The name Abaddon or Apollyon appears in Revelation 9:11: “They had as king over them the angel of the Abyss, whose name in Hebrew is Abaddon, and in Greek, Apollyon.” In Hebrew, the name “Abaddon” means “place of destruction”; the Greek title “Apollyon” literally means “The Destroyer.”
In Revelation 8–9, John describes a period during the end times when angels sound seven trumpets. Each trumpet signals the coming of a new judgment on the people of earth. When the fifth angel blows his trumpet, the Abyss, a great smoking pit, will open, and a horde of demonic “locusts” will rise out of it (Revelation 9:1-3). These creatures will be given the power to torture any person who does not bear God’s seal (verse 4). The pain they inflict will be so intense that sufferers will wish to die (verse 6). Abaddon/Apollyon is the ruler of the Abyss and the king of these demonic locusts.
Abaddon/Apollyon is often used as another name for Satan. However, Scripture seems to distinguish the two. We find Satan later on in Revelation, when he is imprisoned for 1,000 years (Revelation 20:1-3). He is then released to wreak havoc on the earth (verses 1-8) and ultimately receives his final, eternal punishment (verse 10). Abaddon/Apollyon is likely one of Satan’s underlings, a destroying demon and one of the “rulers,” “authorities,” and “powers” mentioned in Ephesians 6:12.

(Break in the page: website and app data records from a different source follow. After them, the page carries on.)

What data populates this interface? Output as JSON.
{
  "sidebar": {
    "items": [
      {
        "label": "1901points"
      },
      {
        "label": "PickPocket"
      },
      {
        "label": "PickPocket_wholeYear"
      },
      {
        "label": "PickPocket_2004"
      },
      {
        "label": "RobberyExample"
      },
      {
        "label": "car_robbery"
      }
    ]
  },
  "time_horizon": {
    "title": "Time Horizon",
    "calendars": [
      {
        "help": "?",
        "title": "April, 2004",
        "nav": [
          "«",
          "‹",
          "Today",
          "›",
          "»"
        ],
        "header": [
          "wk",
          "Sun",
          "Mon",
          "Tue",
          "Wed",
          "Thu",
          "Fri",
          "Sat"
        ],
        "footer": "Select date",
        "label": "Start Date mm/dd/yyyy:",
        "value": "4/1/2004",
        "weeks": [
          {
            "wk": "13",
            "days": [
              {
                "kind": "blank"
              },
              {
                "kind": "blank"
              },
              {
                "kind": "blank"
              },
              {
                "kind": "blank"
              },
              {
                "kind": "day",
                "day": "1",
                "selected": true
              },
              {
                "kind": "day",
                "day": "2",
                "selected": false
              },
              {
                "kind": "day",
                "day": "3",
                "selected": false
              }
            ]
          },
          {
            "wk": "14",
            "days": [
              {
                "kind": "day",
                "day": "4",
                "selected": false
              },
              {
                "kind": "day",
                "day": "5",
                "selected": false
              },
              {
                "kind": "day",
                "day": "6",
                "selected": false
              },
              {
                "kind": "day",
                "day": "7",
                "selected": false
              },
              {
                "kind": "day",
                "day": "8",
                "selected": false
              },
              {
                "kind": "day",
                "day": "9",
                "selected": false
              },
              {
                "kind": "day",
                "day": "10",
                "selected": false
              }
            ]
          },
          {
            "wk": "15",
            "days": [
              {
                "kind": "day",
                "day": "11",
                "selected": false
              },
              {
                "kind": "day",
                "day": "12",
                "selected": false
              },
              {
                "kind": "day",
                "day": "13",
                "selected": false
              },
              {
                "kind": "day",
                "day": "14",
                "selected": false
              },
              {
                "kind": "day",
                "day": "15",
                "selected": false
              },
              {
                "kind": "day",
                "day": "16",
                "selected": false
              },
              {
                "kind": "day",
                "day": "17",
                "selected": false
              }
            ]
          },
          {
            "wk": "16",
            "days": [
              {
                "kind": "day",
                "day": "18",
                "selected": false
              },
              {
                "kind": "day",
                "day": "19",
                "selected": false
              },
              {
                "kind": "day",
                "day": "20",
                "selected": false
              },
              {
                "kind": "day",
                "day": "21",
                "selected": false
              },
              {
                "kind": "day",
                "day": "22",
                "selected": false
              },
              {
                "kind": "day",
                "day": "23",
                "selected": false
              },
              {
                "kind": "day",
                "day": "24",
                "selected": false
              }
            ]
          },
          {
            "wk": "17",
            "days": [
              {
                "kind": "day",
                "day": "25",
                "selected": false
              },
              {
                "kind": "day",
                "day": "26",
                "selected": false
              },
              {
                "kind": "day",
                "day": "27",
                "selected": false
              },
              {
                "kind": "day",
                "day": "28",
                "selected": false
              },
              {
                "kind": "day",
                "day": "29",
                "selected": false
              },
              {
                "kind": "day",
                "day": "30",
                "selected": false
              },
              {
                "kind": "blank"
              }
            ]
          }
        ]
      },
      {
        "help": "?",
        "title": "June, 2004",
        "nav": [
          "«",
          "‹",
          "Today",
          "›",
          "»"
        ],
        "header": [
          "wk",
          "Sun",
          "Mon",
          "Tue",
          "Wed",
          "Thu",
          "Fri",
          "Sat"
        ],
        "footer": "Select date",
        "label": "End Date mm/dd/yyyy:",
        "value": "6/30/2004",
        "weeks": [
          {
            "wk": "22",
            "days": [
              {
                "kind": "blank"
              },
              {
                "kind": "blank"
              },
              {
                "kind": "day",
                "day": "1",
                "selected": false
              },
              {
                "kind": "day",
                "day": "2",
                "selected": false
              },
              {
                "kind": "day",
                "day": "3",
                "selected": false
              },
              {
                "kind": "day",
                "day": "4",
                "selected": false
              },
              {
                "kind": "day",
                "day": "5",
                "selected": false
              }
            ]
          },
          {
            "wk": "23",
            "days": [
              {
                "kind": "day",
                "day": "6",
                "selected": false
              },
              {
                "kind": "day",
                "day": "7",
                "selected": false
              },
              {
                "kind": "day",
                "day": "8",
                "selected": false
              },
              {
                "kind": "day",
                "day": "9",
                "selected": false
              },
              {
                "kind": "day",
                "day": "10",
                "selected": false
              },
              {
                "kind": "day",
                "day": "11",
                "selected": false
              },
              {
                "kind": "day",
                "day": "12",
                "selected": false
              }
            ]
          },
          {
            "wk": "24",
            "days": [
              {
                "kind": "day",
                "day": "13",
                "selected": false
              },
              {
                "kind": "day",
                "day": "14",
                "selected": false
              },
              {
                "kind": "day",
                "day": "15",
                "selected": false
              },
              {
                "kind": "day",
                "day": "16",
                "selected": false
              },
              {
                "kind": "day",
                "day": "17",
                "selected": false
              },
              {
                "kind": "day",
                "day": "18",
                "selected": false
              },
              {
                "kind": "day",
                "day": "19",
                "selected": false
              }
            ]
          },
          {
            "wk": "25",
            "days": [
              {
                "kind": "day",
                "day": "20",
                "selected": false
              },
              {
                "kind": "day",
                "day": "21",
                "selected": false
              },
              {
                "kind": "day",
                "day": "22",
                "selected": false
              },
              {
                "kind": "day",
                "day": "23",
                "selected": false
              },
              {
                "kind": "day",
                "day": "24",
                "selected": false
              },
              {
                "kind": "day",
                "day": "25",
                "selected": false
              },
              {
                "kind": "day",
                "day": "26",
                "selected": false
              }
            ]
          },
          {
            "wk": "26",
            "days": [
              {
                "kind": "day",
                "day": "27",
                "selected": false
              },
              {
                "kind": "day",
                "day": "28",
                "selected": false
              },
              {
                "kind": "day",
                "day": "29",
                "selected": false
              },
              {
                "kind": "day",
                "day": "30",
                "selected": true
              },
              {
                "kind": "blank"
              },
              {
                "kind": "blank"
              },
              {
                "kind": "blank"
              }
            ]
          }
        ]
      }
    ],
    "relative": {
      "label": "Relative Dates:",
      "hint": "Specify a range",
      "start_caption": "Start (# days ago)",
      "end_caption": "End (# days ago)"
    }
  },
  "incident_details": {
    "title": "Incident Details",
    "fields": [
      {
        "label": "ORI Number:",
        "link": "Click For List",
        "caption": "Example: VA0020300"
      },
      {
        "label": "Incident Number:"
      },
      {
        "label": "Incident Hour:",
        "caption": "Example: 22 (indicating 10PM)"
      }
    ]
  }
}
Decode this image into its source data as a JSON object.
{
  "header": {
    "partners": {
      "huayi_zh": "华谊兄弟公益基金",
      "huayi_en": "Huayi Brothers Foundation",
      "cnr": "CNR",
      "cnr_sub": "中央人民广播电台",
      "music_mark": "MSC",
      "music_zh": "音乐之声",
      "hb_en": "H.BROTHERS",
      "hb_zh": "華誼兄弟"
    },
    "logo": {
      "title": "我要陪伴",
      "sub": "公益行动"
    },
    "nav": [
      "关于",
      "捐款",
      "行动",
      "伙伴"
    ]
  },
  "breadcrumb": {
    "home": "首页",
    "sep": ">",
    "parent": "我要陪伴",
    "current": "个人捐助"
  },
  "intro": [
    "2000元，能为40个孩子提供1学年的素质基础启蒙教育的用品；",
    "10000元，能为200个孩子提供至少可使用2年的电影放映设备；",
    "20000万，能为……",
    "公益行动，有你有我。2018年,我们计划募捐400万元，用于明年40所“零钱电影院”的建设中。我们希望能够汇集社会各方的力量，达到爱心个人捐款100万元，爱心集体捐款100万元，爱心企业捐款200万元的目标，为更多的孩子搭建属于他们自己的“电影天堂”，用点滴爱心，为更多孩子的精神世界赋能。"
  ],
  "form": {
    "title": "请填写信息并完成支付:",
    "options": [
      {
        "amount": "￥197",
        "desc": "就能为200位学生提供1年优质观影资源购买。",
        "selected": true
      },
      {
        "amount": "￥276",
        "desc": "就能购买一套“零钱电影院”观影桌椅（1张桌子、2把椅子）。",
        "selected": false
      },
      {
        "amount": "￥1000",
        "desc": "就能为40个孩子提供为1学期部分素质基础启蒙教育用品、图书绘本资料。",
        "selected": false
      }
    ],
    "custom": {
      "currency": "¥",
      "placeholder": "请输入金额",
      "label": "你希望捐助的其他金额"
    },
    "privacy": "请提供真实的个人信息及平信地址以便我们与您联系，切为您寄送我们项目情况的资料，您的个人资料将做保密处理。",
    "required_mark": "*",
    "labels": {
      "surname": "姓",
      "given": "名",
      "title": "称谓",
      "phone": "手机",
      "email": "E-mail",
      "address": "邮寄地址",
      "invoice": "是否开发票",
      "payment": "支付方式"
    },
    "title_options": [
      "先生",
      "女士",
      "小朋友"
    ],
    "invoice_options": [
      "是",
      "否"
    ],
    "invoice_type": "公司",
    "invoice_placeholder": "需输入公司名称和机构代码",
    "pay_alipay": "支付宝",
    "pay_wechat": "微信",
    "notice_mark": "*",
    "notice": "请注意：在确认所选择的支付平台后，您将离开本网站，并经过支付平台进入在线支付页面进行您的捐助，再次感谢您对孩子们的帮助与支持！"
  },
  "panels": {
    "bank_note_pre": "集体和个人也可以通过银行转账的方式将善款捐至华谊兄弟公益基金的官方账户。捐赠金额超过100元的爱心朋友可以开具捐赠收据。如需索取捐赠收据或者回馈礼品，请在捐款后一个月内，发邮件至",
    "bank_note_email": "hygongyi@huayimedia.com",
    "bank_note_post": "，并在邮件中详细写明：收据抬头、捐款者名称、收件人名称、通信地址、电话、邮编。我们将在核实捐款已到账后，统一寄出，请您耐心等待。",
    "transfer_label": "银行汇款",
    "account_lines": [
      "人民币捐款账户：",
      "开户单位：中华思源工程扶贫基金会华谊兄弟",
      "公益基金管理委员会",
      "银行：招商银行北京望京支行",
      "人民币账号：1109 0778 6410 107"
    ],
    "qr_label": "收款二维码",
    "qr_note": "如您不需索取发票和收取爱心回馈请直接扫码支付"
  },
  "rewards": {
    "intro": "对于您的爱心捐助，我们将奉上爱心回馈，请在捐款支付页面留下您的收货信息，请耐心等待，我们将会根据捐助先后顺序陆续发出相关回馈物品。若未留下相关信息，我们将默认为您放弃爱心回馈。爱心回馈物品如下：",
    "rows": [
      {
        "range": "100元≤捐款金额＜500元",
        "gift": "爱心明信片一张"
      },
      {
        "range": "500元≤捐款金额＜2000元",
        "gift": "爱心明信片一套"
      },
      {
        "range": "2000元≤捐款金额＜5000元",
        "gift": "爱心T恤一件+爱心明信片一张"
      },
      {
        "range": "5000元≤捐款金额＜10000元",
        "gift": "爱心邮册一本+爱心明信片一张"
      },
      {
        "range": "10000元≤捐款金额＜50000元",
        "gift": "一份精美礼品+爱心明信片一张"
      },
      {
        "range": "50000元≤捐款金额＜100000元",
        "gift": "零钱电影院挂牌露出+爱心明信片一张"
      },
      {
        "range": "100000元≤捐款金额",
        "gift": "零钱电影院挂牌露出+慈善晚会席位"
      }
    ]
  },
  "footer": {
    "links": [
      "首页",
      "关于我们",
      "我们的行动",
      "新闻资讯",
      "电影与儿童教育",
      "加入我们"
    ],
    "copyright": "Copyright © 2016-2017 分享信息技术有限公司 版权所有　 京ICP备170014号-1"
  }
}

John Bunyan’s classic allegory The Pilgrim’s Progress includes a memorable scene in which Christian does battle with a demonic monster named Apollyon. True to its name, Apollyon nearly destroys Christian. The pilgrim in his armor withstands the attack and wields his sword to repel the fiend. Bunyan’s “Apollyon” is a symbolic representation of our spiritual enemy, but the inspiration for the character is literal. The Abaddon/Apollyon of Revelation is a real being who will one day inflict real pain on real people during God’s real judgment.